Verify the logical operation of the CMOS NOR circuit: VDD VDD S A = 0V S A = 0V S B = 0V S B = VDD F F S S S S
Verify the logical operation of the CMOS NOR circuit: VDD VDD S A = VDD S A = VDD S B = 0V S B = VDD F F S S S S
PULL-UP AND PULL-DOWN DEVICES In our logic circuits, the NMOS transistor sources are connected to ground, and the PMOS sources are connected to VDD. Notice that when NMOS transistors are “on” (when VGSN = VDD) VDSN is shorted by switch, helping connect output to ground. The NMOS transistor functions as a pull-down device; when active, it brings the output to 0 V. When PMOS transistors are “on” (when VGSP = -VDD) VDSP is shorted by switch, helping connect output to VDD. The PMOS transistor functions as a pull-up device; when active, it brings the output to VDD.

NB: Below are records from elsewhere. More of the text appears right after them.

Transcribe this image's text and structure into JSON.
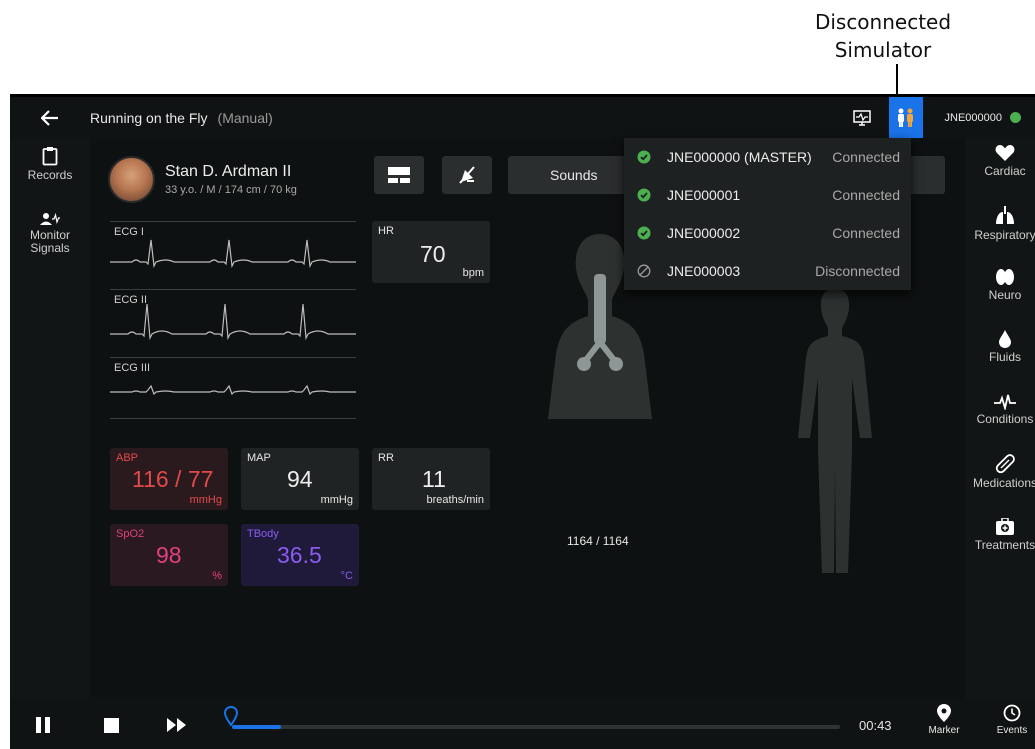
{
  "callout": {
    "line1": "Disconnected",
    "line2": "Simulator"
  },
  "topbar": {
    "back_icon": "arrow-left-icon",
    "title": "Running on the Fly",
    "mode": "(Manual)",
    "monitor_icon": "monitor-icon",
    "simulator_icon": "people-icon",
    "simulator_id": "JNE000000",
    "status_color": "#4caf50",
    "accent_color": "#1a73e8"
  },
  "left_sidebar": {
    "items": [
      {
        "label": "Records",
        "icon": "clipboard-icon"
      },
      {
        "label": "Monitor Signals",
        "icon": "person-pulse-icon"
      }
    ]
  },
  "right_sidebar": {
    "items": [
      {
        "label": "Cardiac",
        "icon": "heart-icon"
      },
      {
        "label": "Respiratory",
        "icon": "lungs-icon"
      },
      {
        "label": "Neuro",
        "icon": "brain-icon"
      },
      {
        "label": "Fluids",
        "icon": "drop-icon"
      },
      {
        "label": "Conditions",
        "icon": "pulse-icon"
      },
      {
        "label": "Medications",
        "icon": "pill-icon"
      },
      {
        "label": "Treatments",
        "icon": "medkit-icon"
      }
    ]
  },
  "patient": {
    "name": "Stan D. Ardman II",
    "details": "33 y.o. / M / 174 cm / 70 kg"
  },
  "toolbar": {
    "sounds_label": "Sounds"
  },
  "ecg": [
    {
      "label": "ECG I"
    },
    {
      "label": "ECG II"
    },
    {
      "label": "ECG III"
    }
  ],
  "vitals": {
    "hr": {
      "label": "HR",
      "value": "70",
      "unit": "bpm"
    },
    "abp": {
      "label": "ABP",
      "value": "116 / 77",
      "unit": "mmHg"
    },
    "map": {
      "label": "MAP",
      "value": "94",
      "unit": "mmHg"
    },
    "rr": {
      "label": "RR",
      "value": "11",
      "unit": "breaths/min"
    },
    "spo2": {
      "label": "SpO2",
      "value": "98",
      "unit": "%"
    },
    "tbody": {
      "label": "TBody",
      "value": "36.5",
      "unit": "°C"
    }
  },
  "lungs_counter": "1164 / 1164",
  "simulators": [
    {
      "name": "JNE000000 (MASTER)",
      "status": "Connected",
      "connected": true
    },
    {
      "name": "JNE000001",
      "status": "Connected",
      "connected": true
    },
    {
      "name": "JNE000002",
      "status": "Connected",
      "connected": true
    },
    {
      "name": "JNE000003",
      "status": "Disconnected",
      "connected": false
    }
  ],
  "playback": {
    "time": "00:43",
    "progress": 0.02,
    "marker_label": "Marker",
    "events_label": "Events"
  }
}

LIMITATIONS OF SWITCH MODEL In reality, the pull-up devices must have some VDS voltage and current flow to bring the output high since natural capacitance must be charged. Preview of next class: VDD S S A Similarly, the pull-down devices must have some VDS voltage and current flow to bring the output to ground since natural capacitance must be discharged. PMOS1 PMOS2 F B NMOS1 S NMOS2 S This is GATE DELAY.

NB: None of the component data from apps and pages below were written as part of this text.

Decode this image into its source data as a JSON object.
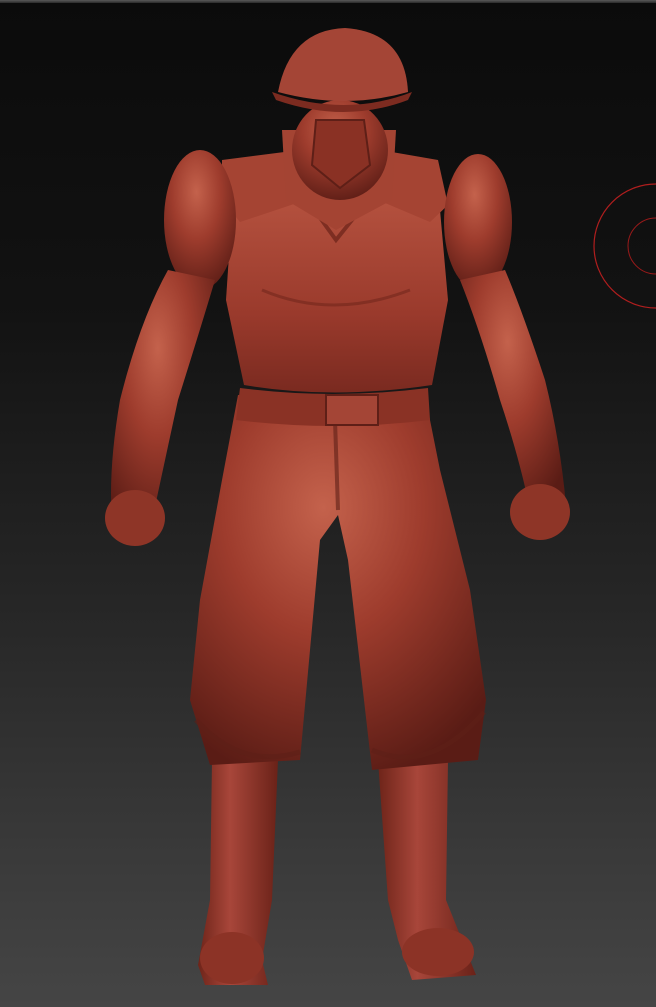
{
  "viewport": {
    "background_top": "#0b0b0b",
    "background_bottom": "#454545",
    "model_material_color": "#9a3a2c",
    "model_highlight_color": "#c0604c",
    "model_shadow_color": "#5e1f17",
    "gizmo_color": "#c02020"
  },
  "model": {
    "subject": "sculpted-soldier-figure",
    "material": "red-wax"
  }
}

LIMITATIONS OF SWITCH MODEL Suppose one needed to fully analyze the circuit for intermediate input voltages. VDD Requires many equations, many unknowns. But, we can at least guess the modes. S S A = VDD PMOS1 PMOS2 F NMOS1 B = VTH(N) + e S NMOS2 S
Assume VDD around 5 V, VTH(N) around 1 V, VTH(P) around -1 V, e around 0.5 V. VDD S S A = VDD PMOS1 PMOS2 NMOS1 B = VTH(N) + e S NMOS2 S • PMOS1 cutoff • NMOS1 barely on (VDS(N2)≥ 0) => saturation • NMOS2 fully on, but NMOS1 limits ID to small value => triode • PMOS2 on, but NMOS1 and PMOS1 make ID small => triode